- **RECORDS SHOWN**:
───
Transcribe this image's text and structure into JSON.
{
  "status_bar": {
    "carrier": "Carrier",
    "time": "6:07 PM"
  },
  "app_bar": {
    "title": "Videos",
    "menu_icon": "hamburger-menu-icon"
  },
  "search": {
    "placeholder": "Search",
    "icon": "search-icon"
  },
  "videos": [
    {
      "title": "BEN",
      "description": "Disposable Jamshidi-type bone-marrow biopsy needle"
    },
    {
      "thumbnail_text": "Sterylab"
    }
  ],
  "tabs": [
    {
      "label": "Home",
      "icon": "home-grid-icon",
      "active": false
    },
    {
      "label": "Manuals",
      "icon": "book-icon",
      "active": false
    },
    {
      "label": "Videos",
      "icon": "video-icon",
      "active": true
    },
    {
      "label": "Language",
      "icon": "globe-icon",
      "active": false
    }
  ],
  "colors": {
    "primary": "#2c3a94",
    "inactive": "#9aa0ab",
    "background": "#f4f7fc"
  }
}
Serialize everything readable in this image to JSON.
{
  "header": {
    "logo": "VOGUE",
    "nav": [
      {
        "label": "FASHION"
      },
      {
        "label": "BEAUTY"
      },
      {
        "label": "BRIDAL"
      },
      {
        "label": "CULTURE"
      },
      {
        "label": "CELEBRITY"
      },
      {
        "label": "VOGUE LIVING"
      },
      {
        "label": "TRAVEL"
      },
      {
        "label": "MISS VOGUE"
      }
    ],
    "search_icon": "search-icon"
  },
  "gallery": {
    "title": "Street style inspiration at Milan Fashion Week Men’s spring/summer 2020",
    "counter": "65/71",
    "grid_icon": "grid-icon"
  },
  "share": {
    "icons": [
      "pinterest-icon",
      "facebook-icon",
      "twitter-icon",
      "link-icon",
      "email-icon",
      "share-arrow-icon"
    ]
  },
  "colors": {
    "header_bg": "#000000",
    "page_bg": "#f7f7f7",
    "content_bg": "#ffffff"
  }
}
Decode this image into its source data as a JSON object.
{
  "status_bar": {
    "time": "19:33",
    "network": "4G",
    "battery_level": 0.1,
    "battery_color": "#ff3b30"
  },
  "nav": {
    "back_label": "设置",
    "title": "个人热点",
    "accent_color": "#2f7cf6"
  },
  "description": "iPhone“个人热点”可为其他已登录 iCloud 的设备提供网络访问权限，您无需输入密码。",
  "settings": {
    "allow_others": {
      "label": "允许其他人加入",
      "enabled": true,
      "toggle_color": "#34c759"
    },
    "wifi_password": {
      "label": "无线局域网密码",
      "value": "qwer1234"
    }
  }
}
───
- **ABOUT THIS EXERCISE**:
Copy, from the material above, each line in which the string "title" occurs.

- **YOUR RESPONSE**:
    "title": "Videos",
      "title": "BEN",
    "title": "Street style inspiration at Milan Fashion Week Men’s spring/summer 2020",
    "title": "个人热点",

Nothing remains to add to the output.